* **AIM OF THE EXERCISE**: What you return must match the records below exactly, apart from the omitted pictures.

* **MATERIAL PROVIDED**:
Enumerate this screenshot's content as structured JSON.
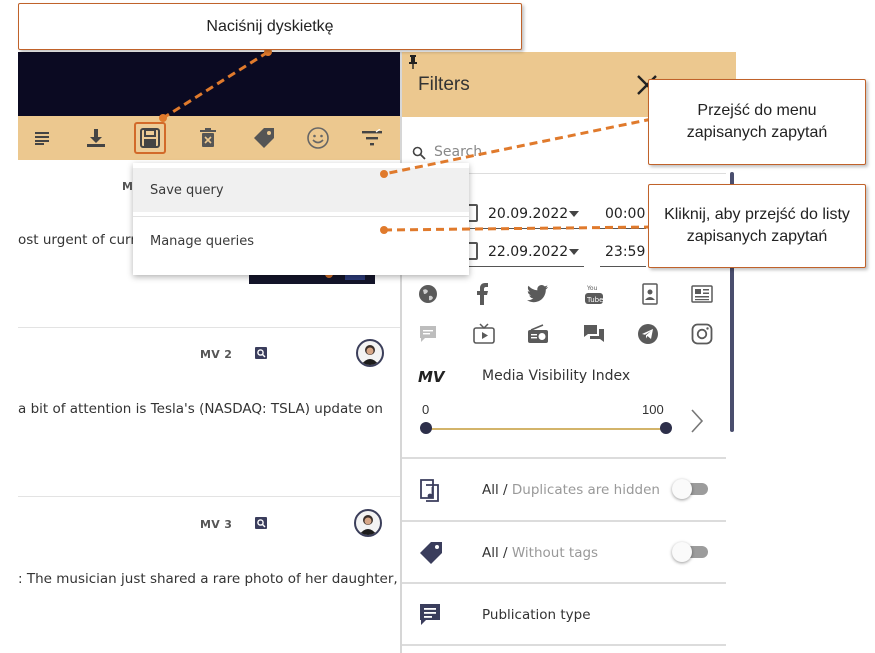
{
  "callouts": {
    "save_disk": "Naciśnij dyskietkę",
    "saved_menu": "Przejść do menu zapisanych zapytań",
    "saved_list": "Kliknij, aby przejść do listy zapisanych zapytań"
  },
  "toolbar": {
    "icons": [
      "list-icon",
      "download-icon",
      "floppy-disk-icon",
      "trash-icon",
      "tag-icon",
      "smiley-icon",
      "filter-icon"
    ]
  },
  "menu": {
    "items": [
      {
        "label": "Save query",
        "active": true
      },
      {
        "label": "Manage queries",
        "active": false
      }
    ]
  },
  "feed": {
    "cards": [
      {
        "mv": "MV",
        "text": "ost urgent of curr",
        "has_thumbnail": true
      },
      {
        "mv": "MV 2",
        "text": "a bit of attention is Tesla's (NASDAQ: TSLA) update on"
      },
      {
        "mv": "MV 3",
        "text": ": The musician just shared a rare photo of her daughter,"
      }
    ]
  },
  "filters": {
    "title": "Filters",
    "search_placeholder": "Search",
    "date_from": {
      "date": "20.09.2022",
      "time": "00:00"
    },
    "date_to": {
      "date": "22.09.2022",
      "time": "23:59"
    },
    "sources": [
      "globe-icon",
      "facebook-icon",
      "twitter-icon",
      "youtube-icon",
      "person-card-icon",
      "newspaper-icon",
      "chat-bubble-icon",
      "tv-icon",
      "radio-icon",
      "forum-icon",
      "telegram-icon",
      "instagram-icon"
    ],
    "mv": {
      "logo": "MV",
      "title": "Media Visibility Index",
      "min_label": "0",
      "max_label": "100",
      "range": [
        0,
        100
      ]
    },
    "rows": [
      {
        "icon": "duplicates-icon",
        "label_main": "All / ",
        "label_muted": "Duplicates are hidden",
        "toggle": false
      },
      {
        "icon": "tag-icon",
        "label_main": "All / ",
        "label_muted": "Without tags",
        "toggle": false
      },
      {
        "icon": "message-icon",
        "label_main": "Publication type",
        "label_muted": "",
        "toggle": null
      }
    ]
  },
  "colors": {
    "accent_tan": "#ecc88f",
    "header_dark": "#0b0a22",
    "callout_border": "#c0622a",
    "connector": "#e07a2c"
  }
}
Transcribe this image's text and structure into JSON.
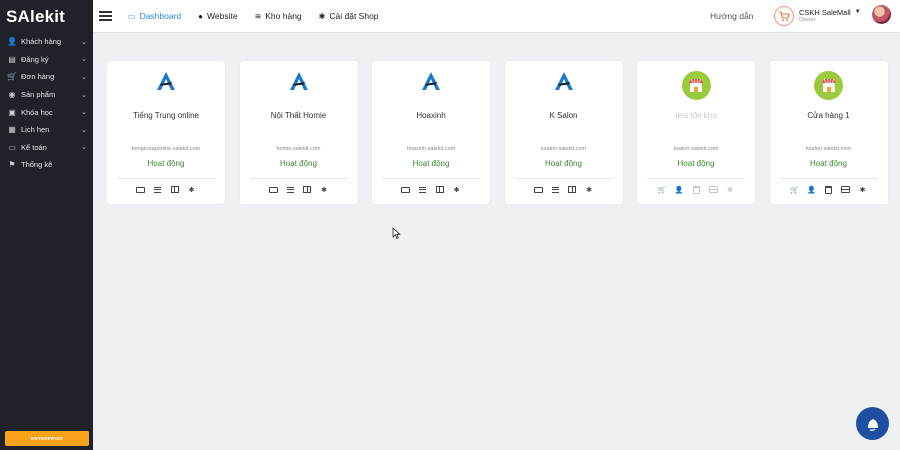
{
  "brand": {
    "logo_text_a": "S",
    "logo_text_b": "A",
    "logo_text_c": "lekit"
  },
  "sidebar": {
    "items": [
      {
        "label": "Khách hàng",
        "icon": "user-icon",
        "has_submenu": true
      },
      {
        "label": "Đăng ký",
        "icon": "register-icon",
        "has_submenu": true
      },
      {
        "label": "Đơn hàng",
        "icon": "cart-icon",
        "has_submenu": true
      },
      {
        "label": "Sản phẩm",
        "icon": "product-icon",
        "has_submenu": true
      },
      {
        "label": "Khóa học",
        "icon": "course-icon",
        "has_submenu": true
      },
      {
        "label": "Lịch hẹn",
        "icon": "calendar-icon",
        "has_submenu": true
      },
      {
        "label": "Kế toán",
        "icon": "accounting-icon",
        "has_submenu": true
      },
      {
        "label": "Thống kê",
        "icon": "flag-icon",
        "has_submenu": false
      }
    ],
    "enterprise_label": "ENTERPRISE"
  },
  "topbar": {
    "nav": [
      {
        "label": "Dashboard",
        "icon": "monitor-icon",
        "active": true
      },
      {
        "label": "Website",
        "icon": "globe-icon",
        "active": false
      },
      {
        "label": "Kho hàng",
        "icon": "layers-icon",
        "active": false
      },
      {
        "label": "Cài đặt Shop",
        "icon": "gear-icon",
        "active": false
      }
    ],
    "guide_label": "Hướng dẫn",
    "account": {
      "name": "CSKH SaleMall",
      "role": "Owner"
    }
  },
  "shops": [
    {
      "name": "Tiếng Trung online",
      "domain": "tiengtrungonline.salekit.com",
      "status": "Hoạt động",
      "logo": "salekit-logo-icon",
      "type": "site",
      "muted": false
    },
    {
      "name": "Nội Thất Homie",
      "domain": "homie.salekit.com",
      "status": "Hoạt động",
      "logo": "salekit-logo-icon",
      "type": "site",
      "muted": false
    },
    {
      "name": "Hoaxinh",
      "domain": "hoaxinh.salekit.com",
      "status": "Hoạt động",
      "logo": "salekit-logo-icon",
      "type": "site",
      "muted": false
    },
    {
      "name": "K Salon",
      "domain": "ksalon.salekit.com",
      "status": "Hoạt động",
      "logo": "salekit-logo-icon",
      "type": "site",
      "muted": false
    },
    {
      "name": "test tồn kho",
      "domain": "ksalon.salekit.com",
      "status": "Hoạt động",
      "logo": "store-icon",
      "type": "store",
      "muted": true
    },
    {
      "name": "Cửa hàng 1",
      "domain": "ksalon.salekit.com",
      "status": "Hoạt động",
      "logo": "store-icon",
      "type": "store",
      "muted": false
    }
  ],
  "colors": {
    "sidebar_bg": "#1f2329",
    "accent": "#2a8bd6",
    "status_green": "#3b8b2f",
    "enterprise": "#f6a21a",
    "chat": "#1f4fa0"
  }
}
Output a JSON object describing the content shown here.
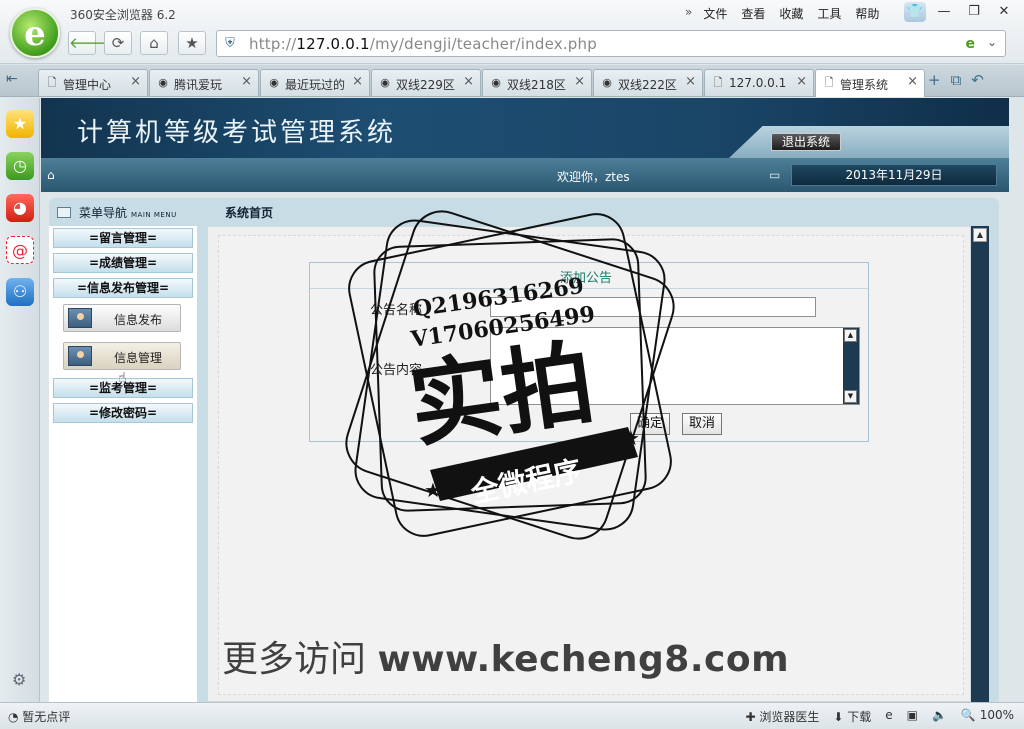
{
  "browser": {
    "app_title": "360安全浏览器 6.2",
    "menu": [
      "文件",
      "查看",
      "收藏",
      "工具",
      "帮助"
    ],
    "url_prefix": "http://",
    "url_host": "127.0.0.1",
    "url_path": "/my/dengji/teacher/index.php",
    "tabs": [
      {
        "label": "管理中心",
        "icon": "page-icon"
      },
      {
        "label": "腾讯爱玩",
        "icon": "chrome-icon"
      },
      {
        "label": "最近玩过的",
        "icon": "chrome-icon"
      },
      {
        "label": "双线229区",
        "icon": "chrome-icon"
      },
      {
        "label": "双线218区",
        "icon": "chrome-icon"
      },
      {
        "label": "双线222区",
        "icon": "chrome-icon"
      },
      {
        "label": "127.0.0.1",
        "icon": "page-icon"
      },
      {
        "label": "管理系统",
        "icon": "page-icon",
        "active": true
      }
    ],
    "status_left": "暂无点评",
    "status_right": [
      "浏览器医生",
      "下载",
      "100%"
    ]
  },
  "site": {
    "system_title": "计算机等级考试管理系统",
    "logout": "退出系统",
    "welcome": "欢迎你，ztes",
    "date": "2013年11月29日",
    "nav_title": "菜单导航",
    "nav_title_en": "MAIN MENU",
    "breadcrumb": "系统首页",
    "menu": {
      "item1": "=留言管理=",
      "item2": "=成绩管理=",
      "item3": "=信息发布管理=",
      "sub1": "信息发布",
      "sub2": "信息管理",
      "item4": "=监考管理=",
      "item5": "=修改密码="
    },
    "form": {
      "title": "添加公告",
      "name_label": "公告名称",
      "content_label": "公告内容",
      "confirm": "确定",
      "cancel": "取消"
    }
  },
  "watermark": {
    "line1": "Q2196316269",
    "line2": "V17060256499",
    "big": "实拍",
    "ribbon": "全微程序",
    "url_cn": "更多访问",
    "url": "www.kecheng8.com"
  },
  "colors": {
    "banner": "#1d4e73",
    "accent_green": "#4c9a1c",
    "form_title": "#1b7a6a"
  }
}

* **SOLUTION TO THIS TASK**:
Enumerate this screenshot's content as structured JSON.
{
  "callouts": {
    "save_disk": "Naciśnij dyskietkę",
    "saved_menu": "Przejść do menu zapisanych zapytań",
    "saved_list": "Kliknij, aby przejść do listy zapisanych zapytań"
  },
  "toolbar": {
    "icons": [
      "list-icon",
      "download-icon",
      "floppy-disk-icon",
      "trash-icon",
      "tag-icon",
      "smiley-icon",
      "filter-icon"
    ]
  },
  "menu": {
    "items": [
      {
        "label": "Save query",
        "active": true
      },
      {
        "label": "Manage queries",
        "active": false
      }
    ]
  },
  "feed": {
    "cards": [
      {
        "mv": "MV",
        "text": "ost urgent of curr",
        "has_thumbnail": true
      },
      {
        "mv": "MV 2",
        "text": "a bit of attention is Tesla's (NASDAQ: TSLA) update on"
      },
      {
        "mv": "MV 3",
        "text": ": The musician just shared a rare photo of her daughter,"
      }
    ]
  },
  "filters": {
    "title": "Filters",
    "search_placeholder": "Search",
    "date_from": {
      "date": "20.09.2022",
      "time": "00:00"
    },
    "date_to": {
      "date": "22.09.2022",
      "time": "23:59"
    },
    "sources": [
      "globe-icon",
      "facebook-icon",
      "twitter-icon",
      "youtube-icon",
      "person-card-icon",
      "newspaper-icon",
      "chat-bubble-icon",
      "tv-icon",
      "radio-icon",
      "forum-icon",
      "telegram-icon",
      "instagram-icon"
    ],
    "mv": {
      "logo": "MV",
      "title": "Media Visibility Index",
      "min_label": "0",
      "max_label": "100",
      "range": [
        0,
        100
      ]
    },
    "rows": [
      {
        "icon": "duplicates-icon",
        "label_main": "All / ",
        "label_muted": "Duplicates are hidden",
        "toggle": false
      },
      {
        "icon": "tag-icon",
        "label_main": "All / ",
        "label_muted": "Without tags",
        "toggle": false
      },
      {
        "icon": "message-icon",
        "label_main": "Publication type",
        "label_muted": "",
        "toggle": null
      }
    ]
  },
  "colors": {
    "accent_tan": "#ecc88f",
    "header_dark": "#0b0a22",
    "callout_border": "#c0622a",
    "connector": "#e07a2c"
  }
}
Transcribe this image's text and structure into JSON.
{
  "brand": {
    "logo_text_a": "S",
    "logo_text_b": "A",
    "logo_text_c": "lekit"
  },
  "sidebar": {
    "items": [
      {
        "label": "Khách hàng",
        "icon": "user-icon",
        "has_submenu": true
      },
      {
        "label": "Đăng ký",
        "icon": "register-icon",
        "has_submenu": true
      },
      {
        "label": "Đơn hàng",
        "icon": "cart-icon",
        "has_submenu": true
      },
      {
        "label": "Sản phẩm",
        "icon": "product-icon",
        "has_submenu": true
      },
      {
        "label": "Khóa học",
        "icon": "course-icon",
        "has_submenu": true
      },
      {
        "label": "Lịch hẹn",
        "icon": "calendar-icon",
        "has_submenu": true
      },
      {
        "label": "Kế toán",
        "icon": "accounting-icon",
        "has_submenu": true
      },
      {
        "label": "Thống kê",
        "icon": "flag-icon",
        "has_submenu": false
      }
    ],
    "enterprise_label": "ENTERPRISE"
  },
  "topbar": {
    "nav": [
      {
        "label": "Dashboard",
        "icon": "monitor-icon",
        "active": true
      },
      {
        "label": "Website",
        "icon": "globe-icon",
        "active": false
      },
      {
        "label": "Kho hàng",
        "icon": "layers-icon",
        "active": false
      },
      {
        "label": "Cài đặt Shop",
        "icon": "gear-icon",
        "active": false
      }
    ],
    "guide_label": "Hướng dẫn",
    "account": {
      "name": "CSKH SaleMall",
      "role": "Owner"
    }
  },
  "shops": [
    {
      "name": "Tiếng Trung online",
      "domain": "tiengtrungonline.salekit.com",
      "status": "Hoạt động",
      "logo": "salekit-logo-icon",
      "type": "site",
      "muted": false
    },
    {
      "name": "Nội Thất Homie",
      "domain": "homie.salekit.com",
      "status": "Hoạt động",
      "logo": "salekit-logo-icon",
      "type": "site",
      "muted": false
    },
    {
      "name": "Hoaxinh",
      "domain": "hoaxinh.salekit.com",
      "status": "Hoạt động",
      "logo": "salekit-logo-icon",
      "type": "site",
      "muted": false
    },
    {
      "name": "K Salon",
      "domain": "ksalon.salekit.com",
      "status": "Hoạt động",
      "logo": "salekit-logo-icon",
      "type": "site",
      "muted": false
    },
    {
      "name": "test tồn kho",
      "domain": "ksalon.salekit.com",
      "status": "Hoạt động",
      "logo": "store-icon",
      "type": "store",
      "muted": true
    },
    {
      "name": "Cửa hàng 1",
      "domain": "ksalon.salekit.com",
      "status": "Hoạt động",
      "logo": "store-icon",
      "type": "store",
      "muted": false
    }
  ],
  "colors": {
    "sidebar_bg": "#1f2329",
    "accent": "#2a8bd6",
    "status_green": "#3b8b2f",
    "enterprise": "#f6a21a",
    "chat": "#1f4fa0"
  }
}
Output a JSON object describing the content shown here.
{
  "browser": {
    "app_title": "360安全浏览器 6.2",
    "menu": [
      "文件",
      "查看",
      "收藏",
      "工具",
      "帮助"
    ],
    "url_prefix": "http://",
    "url_host": "127.0.0.1",
    "url_path": "/my/dengji/teacher/index.php",
    "tabs": [
      {
        "label": "管理中心",
        "icon": "page-icon"
      },
      {
        "label": "腾讯爱玩",
        "icon": "chrome-icon"
      },
      {
        "label": "最近玩过的",
        "icon": "chrome-icon"
      },
      {
        "label": "双线229区",
        "icon": "chrome-icon"
      },
      {
        "label": "双线218区",
        "icon": "chrome-icon"
      },
      {
        "label": "双线222区",
        "icon": "chrome-icon"
      },
      {
        "label": "127.0.0.1",
        "icon": "page-icon"
      },
      {
        "label": "管理系统",
        "icon": "page-icon",
        "active": true
      }
    ],
    "status_left": "暂无点评",
    "status_right": [
      "浏览器医生",
      "下载",
      "100%"
    ]
  },
  "site": {
    "system_title": "计算机等级考试管理系统",
    "logout": "退出系统",
    "welcome": "欢迎你，ztes",
    "date": "2013年11月29日",
    "nav_title": "菜单导航",
    "nav_title_en": "MAIN MENU",
    "breadcrumb": "系统首页",
    "menu": {
      "item1": "=留言管理=",
      "item2": "=成绩管理=",
      "item3": "=信息发布管理=",
      "sub1": "信息发布",
      "sub2": "信息管理",
      "item4": "=监考管理=",
      "item5": "=修改密码="
    },
    "form": {
      "title": "添加公告",
      "name_label": "公告名称",
      "content_label": "公告内容",
      "confirm": "确定",
      "cancel": "取消"
    }
  },
  "watermark": {
    "line1": "Q2196316269",
    "line2": "V17060256499",
    "big": "实拍",
    "ribbon": "全微程序",
    "url_cn": "更多访问",
    "url": "www.kecheng8.com"
  },
  "colors": {
    "banner": "#1d4e73",
    "accent_green": "#4c9a1c",
    "form_title": "#1b7a6a"
  }
}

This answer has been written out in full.